Robert Putnam-Jake Fabricius_4.21.15
Robert D. Putnam is the Peter and Isabel Malkin professor of public policy at Harvard University and the author of 14 books, including Bowling Alone and, most recently, Our Kids. Before talking about whether poor children can still achieve the American dream, he explained in the Zócalo green room why, despite the fact that he hasn’t bowled seriously since he was a kid, he still can tell you where to find the niftiest bowling alleys all over the world.

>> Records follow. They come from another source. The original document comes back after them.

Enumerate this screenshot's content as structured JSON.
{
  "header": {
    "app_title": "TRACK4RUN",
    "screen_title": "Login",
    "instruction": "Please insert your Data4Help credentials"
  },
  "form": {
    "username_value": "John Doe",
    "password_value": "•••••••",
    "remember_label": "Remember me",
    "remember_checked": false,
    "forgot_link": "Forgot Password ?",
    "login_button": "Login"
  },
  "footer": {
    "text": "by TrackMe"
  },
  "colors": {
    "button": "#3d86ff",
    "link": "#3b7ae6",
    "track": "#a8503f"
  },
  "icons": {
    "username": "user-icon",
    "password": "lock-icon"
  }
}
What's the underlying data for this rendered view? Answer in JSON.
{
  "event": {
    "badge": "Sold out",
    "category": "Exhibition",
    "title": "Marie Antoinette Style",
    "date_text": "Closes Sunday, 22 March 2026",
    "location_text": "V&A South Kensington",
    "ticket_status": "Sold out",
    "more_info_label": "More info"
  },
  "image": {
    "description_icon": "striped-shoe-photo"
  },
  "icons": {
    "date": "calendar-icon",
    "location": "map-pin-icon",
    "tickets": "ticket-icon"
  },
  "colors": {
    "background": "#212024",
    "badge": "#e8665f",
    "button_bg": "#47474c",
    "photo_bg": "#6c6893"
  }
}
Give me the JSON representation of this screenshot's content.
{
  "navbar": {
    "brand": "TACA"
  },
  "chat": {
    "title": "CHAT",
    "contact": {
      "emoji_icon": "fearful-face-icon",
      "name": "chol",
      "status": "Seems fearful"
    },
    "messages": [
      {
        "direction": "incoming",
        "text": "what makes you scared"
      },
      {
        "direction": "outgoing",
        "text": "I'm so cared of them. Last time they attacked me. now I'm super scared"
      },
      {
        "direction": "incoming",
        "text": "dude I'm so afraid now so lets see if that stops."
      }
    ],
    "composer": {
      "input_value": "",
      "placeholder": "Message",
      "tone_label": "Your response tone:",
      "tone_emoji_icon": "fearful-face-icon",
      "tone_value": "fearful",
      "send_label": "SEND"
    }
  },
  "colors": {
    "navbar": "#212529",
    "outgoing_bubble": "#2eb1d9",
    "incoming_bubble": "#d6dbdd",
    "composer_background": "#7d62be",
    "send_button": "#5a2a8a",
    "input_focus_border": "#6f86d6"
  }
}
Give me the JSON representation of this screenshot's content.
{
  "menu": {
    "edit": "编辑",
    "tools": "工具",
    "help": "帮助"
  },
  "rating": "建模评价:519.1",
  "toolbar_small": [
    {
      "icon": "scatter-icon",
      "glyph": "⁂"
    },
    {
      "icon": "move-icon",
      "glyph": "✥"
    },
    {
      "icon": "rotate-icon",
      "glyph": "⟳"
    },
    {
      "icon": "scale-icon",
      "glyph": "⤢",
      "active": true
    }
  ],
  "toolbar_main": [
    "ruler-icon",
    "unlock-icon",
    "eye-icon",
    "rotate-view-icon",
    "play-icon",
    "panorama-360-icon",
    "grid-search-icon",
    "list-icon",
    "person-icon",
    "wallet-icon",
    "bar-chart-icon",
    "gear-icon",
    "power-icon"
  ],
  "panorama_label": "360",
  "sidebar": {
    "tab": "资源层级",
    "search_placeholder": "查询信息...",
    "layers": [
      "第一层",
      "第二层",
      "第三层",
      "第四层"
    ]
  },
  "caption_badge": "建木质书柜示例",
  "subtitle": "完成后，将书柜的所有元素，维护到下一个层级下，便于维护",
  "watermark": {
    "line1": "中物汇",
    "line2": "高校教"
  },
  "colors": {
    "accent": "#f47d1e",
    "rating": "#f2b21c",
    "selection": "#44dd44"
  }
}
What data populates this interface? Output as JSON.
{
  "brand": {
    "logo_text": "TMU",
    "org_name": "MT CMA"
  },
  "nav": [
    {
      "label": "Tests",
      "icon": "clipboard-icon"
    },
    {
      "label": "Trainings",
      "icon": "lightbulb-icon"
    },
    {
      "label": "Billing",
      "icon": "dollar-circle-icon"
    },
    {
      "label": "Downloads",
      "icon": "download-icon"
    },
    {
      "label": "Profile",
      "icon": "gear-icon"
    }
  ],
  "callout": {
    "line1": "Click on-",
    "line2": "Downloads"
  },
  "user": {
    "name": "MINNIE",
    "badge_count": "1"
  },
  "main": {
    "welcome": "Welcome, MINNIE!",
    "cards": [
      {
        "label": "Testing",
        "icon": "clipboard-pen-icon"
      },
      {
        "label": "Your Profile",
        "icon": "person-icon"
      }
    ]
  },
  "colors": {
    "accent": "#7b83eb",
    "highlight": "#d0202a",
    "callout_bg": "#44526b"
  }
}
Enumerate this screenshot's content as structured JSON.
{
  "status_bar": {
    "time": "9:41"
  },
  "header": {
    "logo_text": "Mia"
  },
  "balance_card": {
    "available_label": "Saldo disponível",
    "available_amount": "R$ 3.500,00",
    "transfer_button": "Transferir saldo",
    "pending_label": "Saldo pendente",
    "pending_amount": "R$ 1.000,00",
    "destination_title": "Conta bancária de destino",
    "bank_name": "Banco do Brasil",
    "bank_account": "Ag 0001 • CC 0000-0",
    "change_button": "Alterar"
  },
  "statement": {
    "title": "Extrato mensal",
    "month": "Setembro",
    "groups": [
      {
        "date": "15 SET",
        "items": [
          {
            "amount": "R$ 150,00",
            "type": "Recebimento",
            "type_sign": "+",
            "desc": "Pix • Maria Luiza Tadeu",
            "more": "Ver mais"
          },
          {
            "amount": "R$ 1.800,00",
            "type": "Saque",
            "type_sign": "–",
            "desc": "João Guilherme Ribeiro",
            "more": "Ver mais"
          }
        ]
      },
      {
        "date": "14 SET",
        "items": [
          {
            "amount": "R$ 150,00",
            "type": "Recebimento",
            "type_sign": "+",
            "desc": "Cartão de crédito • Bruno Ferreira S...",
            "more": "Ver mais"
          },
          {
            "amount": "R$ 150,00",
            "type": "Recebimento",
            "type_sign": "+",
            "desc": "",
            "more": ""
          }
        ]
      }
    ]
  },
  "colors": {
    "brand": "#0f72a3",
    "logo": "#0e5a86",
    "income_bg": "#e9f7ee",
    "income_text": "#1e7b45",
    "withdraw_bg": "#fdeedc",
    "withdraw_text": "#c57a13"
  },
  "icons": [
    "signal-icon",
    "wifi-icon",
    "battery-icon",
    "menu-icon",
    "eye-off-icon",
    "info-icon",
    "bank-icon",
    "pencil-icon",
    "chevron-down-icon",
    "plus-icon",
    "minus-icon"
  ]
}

Q: What’s the strangest place where you’ve ever come up with a great idea?
I was spending a fall at Oxford in the early 1990s, trying to write a book about—of all things—Italian local government. I woke up in the middle of the night and walked over to the library, looking for some book that would be so boring it would put me to sleep. Foundations of Social Theory seemed to be just the ticket. I turned to a chapter on social capital, which didn’t mean anything to me—and I realized, this was why certain cities in Italy were well governed from the 13th to the 20th century. Almost instantly when I began reading that chapter, I realized, this is a big deal. And the whole next quarter century since that night, all I’ve been doing is writing about social capital. Social capital and religion, social capital and diversity, social capital and inequality. And if I had been able to get to sleep that night, I would not have walked across the quad looking for the most boring book I could find.

Q: What’s the last great book you read?
I’m a big fan of David McCullough. I think I’ve read everything he’s written. He’s got a new book out on the history of the Wright brothers. It’s a really interesting story of technology in a period of American history that was in many respects like ours. It was almost 100 years ago exactly; it was the Gilded Age; America was being split apart in many ways; and learning to fly was a big deal, like the Internet today. But one way in which that time was different from ours is that I don’t think the country is now extremely optimistic in the same way.

Q: What’s your favorite place to go bowling?
I haven’t bowled seriously since I was in Port Clinton, Ohio, where I grew up. But after I published the article and then the book Bowling Alone, every journalist I ever met thought, “Here’s a neat idea! Let’s get a picture of Putnam in a bowling alley.” I’ve been in bowling alleys all over the country and the world. I can tell you the niftiest bowling alley in Tokyo, London, Detroit, and St. Louis, the bowling capital of America.

Q: What comforts you?
This is sappy: She does. (Points to his wife, Rosemary Putnam.) We’ve been hanging out together for 52 years. I’m kind of unstable—I get high and I get excited and I get down—and she’s really stable, really centered. And she provides social capital. I talk a good game about it, but our close friends recognize that she’s the serious social capitalist in the relationship. She does connecting, I write about connecting.

Q: What’s your guilty pleasure?
I smoke a pipe. And it didn’t used to have to be guilty. But it’s so impolitic now to smoke anything. If I smoked pot, that’d be great. But smoking a tobacco pipe …

Q: Who was your childhood hero?
John F. Kennedy. On January 20, 1961, we traveled to Washington from Philadelphia, and we heard him with our own ears say, “Ask not what your country can do for you—ask what you can do for your country.” And the hair now on the back of my neck is standing up as I remember my adolescent reaction. I felt like he was speaking to me personally. I felt, Sign me up! I was a science major at that point, and I thought he was telling me to use my talents to make America a better place to live. And that’s what I’ve been doing ever since.

Q: What’s your favorite condiment?
Probably pickle relish.

Q: What would your mascot be?
Who’s that old guy in the Star Wars movies? Obi-Wan Kenobi.

Q: How did you get into trouble as a child?
I was once almost arrested actually in Port Clinton. It seemed terrible at the time. On the way back from a date, I backed over a neighbor’s mailbox coming out of the driveway. And I didn’t report it. I knew I should. It was not hard figuring out which kid in the middle of the night had done that. And the police asked, “Were you out in your parents’ car last night?” And I crumbled because I couldn’t imagine keeping up this pretense. And I confessed, and they did not even throw the book at me.

Q: What keeps you up at night?
I usually sleep pretty well. My normal working hours are very late—I work until 3, 4, 5 a.m., and then sleep late. I developed that habit when we had young kids. It means I can almost always sleep, since I’m almost always sleep-deprived.

*Photo by Jake Fabricius.